→ **ASSIGNMENT**: Repeat every entry exactly as it appears.

→ **DATASET ENTRIES**:
--- START ---

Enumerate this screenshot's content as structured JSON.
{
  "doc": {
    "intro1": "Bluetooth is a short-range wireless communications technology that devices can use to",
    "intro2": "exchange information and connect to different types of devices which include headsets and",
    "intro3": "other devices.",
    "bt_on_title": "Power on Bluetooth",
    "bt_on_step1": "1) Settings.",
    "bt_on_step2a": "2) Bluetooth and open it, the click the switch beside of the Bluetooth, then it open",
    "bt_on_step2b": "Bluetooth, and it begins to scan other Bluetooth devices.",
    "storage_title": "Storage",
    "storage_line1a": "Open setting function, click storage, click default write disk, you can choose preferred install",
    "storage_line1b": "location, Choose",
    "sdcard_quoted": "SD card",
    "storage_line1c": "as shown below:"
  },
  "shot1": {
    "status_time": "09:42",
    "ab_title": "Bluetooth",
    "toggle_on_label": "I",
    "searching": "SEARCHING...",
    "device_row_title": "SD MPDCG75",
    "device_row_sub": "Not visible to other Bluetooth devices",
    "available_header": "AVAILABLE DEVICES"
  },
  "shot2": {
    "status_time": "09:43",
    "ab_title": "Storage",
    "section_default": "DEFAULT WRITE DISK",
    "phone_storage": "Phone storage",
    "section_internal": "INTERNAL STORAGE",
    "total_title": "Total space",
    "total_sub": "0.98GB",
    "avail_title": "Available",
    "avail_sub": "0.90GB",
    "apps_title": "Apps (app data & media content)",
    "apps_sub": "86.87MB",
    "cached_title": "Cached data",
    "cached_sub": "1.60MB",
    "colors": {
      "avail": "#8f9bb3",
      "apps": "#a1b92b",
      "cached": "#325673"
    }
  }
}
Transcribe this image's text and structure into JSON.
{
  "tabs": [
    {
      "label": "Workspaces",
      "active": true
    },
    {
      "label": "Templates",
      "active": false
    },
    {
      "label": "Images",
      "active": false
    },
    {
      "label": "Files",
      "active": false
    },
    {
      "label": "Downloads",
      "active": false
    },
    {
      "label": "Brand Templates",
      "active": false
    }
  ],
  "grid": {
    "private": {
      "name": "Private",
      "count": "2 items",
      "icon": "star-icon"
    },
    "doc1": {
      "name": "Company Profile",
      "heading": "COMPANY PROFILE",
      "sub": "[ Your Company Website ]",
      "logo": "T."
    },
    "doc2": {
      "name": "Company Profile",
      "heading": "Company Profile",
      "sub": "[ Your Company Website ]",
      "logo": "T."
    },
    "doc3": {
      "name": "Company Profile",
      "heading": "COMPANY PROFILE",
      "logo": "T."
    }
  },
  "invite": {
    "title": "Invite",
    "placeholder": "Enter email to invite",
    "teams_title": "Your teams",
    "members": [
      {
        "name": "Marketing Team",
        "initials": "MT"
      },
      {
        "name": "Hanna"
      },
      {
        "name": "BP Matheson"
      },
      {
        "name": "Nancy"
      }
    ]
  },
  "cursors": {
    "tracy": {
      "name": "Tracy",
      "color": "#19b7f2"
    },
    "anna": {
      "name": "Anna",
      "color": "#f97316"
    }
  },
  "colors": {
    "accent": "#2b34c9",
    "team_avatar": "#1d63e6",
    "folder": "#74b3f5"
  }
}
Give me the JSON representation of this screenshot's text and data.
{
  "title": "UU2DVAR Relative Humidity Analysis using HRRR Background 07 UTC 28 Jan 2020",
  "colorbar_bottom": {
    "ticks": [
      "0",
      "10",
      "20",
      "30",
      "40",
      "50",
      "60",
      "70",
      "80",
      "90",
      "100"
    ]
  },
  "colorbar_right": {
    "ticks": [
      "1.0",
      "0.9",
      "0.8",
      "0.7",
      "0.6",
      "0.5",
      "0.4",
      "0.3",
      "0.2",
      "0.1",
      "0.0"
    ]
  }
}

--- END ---

→ **RESULT OF THE TASK**:
Enumerate this screenshot's content as structured JSON.
{
  "doc": {
    "intro1": "Bluetooth is a short-range wireless communications technology that devices can use to",
    "intro2": "exchange information and connect to different types of devices which include headsets and",
    "intro3": "other devices.",
    "bt_on_title": "Power on Bluetooth",
    "bt_on_step1": "1) Settings.",
    "bt_on_step2a": "2) Bluetooth and open it, the click the switch beside of the Bluetooth, then it open",
    "bt_on_step2b": "Bluetooth, and it begins to scan other Bluetooth devices.",
    "storage_title": "Storage",
    "storage_line1a": "Open setting function, click storage, click default write disk, you can choose preferred install",
    "storage_line1b": "location, Choose",
    "sdcard_quoted": "SD card",
    "storage_line1c": "as shown below:"
  },
  "shot1": {
    "status_time": "09:42",
    "ab_title": "Bluetooth",
    "toggle_on_label": "I",
    "searching": "SEARCHING...",
    "device_row_title": "SD MPDCG75",
    "device_row_sub": "Not visible to other Bluetooth devices",
    "available_header": "AVAILABLE DEVICES"
  },
  "shot2": {
    "status_time": "09:43",
    "ab_title": "Storage",
    "section_default": "DEFAULT WRITE DISK",
    "phone_storage": "Phone storage",
    "section_internal": "INTERNAL STORAGE",
    "total_title": "Total space",
    "total_sub": "0.98GB",
    "avail_title": "Available",
    "avail_sub": "0.90GB",
    "apps_title": "Apps (app data & media content)",
    "apps_sub": "86.87MB",
    "cached_title": "Cached data",
    "cached_sub": "1.60MB",
    "colors": {
      "avail": "#8f9bb3",
      "apps": "#a1b92b",
      "cached": "#325673"
    }
  }
}
Transcribe this image's text and structure into JSON.
{
  "tabs": [
    {
      "label": "Workspaces",
      "active": true
    },
    {
      "label": "Templates",
      "active": false
    },
    {
      "label": "Images",
      "active": false
    },
    {
      "label": "Files",
      "active": false
    },
    {
      "label": "Downloads",
      "active": false
    },
    {
      "label": "Brand Templates",
      "active": false
    }
  ],
  "grid": {
    "private": {
      "name": "Private",
      "count": "2 items",
      "icon": "star-icon"
    },
    "doc1": {
      "name": "Company Profile",
      "heading": "COMPANY PROFILE",
      "sub": "[ Your Company Website ]",
      "logo": "T."
    },
    "doc2": {
      "name": "Company Profile",
      "heading": "Company Profile",
      "sub": "[ Your Company Website ]",
      "logo": "T."
    },
    "doc3": {
      "name": "Company Profile",
      "heading": "COMPANY PROFILE",
      "logo": "T."
    }
  },
  "invite": {
    "title": "Invite",
    "placeholder": "Enter email to invite",
    "teams_title": "Your teams",
    "members": [
      {
        "name": "Marketing Team",
        "initials": "MT"
      },
      {
        "name": "Hanna"
      },
      {
        "name": "BP Matheson"
      },
      {
        "name": "Nancy"
      }
    ]
  },
  "cursors": {
    "tracy": {
      "name": "Tracy",
      "color": "#19b7f2"
    },
    "anna": {
      "name": "Anna",
      "color": "#f97316"
    }
  },
  "colors": {
    "accent": "#2b34c9",
    "team_avatar": "#1d63e6",
    "folder": "#74b3f5"
  }
}
Give me the JSON representation of this screenshot's text and data.
{
  "title": "UU2DVAR Relative Humidity Analysis using HRRR Background 07 UTC 28 Jan 2020",
  "colorbar_bottom": {
    "ticks": [
      "0",
      "10",
      "20",
      "30",
      "40",
      "50",
      "60",
      "70",
      "80",
      "90",
      "100"
    ]
  },
  "colorbar_right": {
    "ticks": [
      "1.0",
      "0.9",
      "0.8",
      "0.7",
      "0.6",
      "0.5",
      "0.4",
      "0.3",
      "0.2",
      "0.1",
      "0.0"
    ]
  }
}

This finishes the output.